Battle against Indian removal[edit]

Evarts was influenced by the effects of the Second Great Awakening and served the American Board of Commissioners for Foreign Missions as its treasurer from 1812-1820 and Secretary from 1821 until his death in 1831.

Evarts was the editor of The Panoplist, a religious monthly magazine from 1805 until 1820, where he published over 200 essays. He wrote twenty-four essays on the rights of Indians under the pen name "William Penn". He was one of the leading opponents of Indian removal in general and the removal of the Cherokees from the Southeast in particular. He engaged in several lobbying efforts including convincing Congress and President John Quincy Adams to retain funding for civilizing efforts. He was a leader of the unsuccessful fight against President Andrew Jackson's Indian Removal Act of 1830. This law led to the forcible removal of the Cherokees in 1838, known as the Trail of Tears.

Historian John Andrew III explains how Evarts hoped to defeat the Indian Removal Act: "Evarts' tactics were clear. He planned to organize a phalanx of friendly congressmen to present the case against removal on the floor of the House and Senate, hoping to convince enough Jacksonians that the immorality of removal required them to vote against the Indian Removal Bill. At the same time, he would continue to barrage the public with letters, pamphlets, and articles on the Indian question, along with whatever other information might create a groundswell of public opinion against removal."[1]

In 1830, Georgia passed a law which prohibited whites from living on Indian territory after March 31, 1831 without a license from the state. This law was written to enable removing the white missionaries that Jeremiah had organized through the ABCFM. These missionaries were trying to help the Indians resist removal through efforts to integrate them into the white society through conversion and education. In the wake of the passage of the Indian Removal Act, Jeremiah encouraged the Cherokees to take their case against this and other laws that they felt were intended to annihilate them to the Supreme Court of the United States, which they did in Cherokee Nation v. Georgia.

Death and legacy[edit]

He died of tuberculosis on May 10, 1831 in Charleston, South Carolina having overworked himself in the campaign against the Indian Removal Act. He was buried in the Grove Street Cemetery in New Haven, CT. According to historian Francis Paul Prucha, "the Christian crusade against the removal of the Indians died with Evarts."
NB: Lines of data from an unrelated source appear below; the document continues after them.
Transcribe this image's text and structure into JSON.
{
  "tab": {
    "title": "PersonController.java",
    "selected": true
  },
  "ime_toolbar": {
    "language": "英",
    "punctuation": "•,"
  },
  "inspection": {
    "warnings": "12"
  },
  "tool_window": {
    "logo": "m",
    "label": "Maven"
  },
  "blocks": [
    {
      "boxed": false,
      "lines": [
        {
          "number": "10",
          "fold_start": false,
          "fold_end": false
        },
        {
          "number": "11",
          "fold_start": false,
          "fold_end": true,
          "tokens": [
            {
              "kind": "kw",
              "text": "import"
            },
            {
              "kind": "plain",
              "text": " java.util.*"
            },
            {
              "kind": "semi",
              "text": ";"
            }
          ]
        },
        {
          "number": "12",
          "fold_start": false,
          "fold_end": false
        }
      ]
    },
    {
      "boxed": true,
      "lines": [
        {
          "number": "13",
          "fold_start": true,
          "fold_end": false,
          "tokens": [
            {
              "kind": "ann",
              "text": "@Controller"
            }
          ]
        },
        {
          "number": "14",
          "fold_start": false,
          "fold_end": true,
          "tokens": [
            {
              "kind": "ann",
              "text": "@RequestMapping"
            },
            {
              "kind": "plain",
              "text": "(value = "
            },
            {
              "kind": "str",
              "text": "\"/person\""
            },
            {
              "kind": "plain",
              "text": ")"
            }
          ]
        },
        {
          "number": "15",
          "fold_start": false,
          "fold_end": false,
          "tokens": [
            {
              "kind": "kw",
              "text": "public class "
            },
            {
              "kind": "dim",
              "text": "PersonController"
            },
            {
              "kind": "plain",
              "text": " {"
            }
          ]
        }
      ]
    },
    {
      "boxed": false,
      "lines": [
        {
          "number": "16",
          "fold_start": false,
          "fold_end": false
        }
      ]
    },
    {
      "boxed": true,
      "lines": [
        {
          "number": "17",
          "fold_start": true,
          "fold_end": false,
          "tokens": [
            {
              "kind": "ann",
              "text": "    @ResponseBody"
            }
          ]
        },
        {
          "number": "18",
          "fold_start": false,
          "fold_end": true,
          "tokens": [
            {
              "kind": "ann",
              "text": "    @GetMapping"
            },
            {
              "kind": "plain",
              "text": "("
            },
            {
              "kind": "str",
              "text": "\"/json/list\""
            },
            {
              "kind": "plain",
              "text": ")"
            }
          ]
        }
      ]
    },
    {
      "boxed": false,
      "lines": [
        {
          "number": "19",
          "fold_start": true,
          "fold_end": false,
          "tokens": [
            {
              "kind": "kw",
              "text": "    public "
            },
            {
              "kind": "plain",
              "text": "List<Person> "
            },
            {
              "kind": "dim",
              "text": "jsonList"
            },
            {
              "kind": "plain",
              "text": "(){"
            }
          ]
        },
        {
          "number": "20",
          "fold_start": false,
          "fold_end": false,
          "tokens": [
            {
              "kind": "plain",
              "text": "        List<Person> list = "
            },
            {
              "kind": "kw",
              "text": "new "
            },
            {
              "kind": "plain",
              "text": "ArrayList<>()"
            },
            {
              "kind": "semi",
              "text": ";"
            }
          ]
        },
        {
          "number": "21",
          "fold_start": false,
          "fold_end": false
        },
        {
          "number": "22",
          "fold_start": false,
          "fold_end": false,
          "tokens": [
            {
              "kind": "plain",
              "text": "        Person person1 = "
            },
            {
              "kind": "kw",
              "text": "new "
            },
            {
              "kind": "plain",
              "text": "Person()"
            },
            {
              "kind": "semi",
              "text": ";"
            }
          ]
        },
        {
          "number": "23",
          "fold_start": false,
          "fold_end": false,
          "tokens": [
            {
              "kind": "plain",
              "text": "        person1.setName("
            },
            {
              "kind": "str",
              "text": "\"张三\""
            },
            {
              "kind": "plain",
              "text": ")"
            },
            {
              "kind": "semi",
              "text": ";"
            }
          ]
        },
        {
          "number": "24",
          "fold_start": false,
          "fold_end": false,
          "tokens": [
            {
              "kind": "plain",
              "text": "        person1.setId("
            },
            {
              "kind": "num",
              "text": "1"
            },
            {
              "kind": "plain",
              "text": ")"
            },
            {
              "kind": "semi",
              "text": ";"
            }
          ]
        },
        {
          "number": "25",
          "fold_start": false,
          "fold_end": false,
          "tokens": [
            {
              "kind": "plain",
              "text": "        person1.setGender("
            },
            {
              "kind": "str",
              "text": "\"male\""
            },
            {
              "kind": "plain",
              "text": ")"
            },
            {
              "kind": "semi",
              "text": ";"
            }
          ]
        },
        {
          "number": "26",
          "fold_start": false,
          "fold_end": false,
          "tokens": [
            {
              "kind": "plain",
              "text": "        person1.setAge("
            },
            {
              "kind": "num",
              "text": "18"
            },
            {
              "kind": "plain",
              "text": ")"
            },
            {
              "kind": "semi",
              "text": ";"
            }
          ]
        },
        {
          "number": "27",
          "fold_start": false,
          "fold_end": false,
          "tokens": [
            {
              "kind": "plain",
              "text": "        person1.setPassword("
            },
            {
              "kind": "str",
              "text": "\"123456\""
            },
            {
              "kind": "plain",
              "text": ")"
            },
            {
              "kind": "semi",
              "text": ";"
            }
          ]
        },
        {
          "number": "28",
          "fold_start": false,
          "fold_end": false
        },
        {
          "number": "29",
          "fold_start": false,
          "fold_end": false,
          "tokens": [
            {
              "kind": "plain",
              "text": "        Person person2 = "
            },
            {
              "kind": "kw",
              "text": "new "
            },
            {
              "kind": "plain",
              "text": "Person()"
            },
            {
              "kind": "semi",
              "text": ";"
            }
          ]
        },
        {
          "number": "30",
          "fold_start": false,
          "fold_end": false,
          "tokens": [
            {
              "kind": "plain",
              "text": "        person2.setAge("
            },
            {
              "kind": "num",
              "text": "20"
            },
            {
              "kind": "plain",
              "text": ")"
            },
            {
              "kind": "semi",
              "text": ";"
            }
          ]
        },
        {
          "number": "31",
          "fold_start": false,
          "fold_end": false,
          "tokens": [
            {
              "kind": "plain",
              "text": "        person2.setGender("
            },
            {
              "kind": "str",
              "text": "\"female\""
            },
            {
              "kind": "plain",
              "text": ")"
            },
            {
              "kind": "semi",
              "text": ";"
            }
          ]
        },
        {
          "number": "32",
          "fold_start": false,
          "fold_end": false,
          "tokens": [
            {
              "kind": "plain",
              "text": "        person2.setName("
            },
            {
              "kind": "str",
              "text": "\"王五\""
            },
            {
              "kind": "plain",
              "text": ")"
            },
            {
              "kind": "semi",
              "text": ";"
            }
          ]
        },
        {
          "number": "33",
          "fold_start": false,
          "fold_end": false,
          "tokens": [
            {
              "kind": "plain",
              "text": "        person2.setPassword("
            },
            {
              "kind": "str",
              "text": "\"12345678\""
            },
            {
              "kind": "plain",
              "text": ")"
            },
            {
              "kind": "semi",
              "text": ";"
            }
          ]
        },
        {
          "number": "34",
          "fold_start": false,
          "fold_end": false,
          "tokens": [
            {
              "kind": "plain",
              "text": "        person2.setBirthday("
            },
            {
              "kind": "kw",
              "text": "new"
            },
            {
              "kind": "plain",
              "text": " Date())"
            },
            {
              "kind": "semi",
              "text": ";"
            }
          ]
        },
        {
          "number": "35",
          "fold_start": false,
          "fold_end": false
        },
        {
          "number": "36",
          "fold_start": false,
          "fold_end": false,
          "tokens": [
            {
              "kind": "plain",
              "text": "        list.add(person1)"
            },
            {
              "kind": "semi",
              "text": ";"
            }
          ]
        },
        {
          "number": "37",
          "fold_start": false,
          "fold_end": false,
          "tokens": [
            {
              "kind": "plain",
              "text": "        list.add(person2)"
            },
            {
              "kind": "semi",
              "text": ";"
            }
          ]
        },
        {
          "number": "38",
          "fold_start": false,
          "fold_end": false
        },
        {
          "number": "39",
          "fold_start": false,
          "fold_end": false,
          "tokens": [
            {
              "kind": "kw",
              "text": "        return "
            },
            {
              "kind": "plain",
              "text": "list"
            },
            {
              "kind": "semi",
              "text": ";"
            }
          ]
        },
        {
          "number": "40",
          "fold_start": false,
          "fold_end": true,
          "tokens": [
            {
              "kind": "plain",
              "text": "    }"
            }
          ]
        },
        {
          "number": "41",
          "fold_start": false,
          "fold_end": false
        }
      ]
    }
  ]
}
The effect that Evarts's activism for the rights of indigenous peoples had on U.S. foreign policy through his son, William M. Evarts who was Secretary of State during the Hayes administration (1877-1881), is a question for historians. The moral and religious arguments that Evarts used against the Indian Removal Act had later resonance in the abolitionism movement.

Publications by or referring to Evarts[edit]

  • Andrew, John A., III. From Revivals to Removal: Jeremiah Evarts, the Cherokee Nation, and the Search for the Soul of America. Athens: University of Georgia Press, 1992.
  • Norgren, Jill, Cherokee Cases: Two Landmark Federal Decisions in the Fight for Sovereignty, University of Oklahoma Press (2004).
  • Oliphant, J. Orin, ed. Through the South and West with Jeremiah Evarts in 1826. Lewisburg, Pennsylvania: Bucknell University Press, 1956.
  • Prucha, Francis Paul, ed. Cherokee Removal: The "William Penn" Essays & Other Writings by Jeremiah Evarts. Knoxville: The University of Tennessee Press, 1981; containing essays originally published as Essays On The Present Crisis..American Indians in 1829.
  • Tracy, E.C. Memoir of the Life of Jeremiah Evarts, Esq. Boston: Crocker and Brewster, 1845.
  • Massachusetts Marriage Index, 1784-1840


  1. ^ John A. Andrew III, From Revivals to Removal: Jeremiah Evarts, the Cherokee Nation, and the Search for the Soul of America (Athens: University of Georgia Press, 1992), 220.

External links[edit]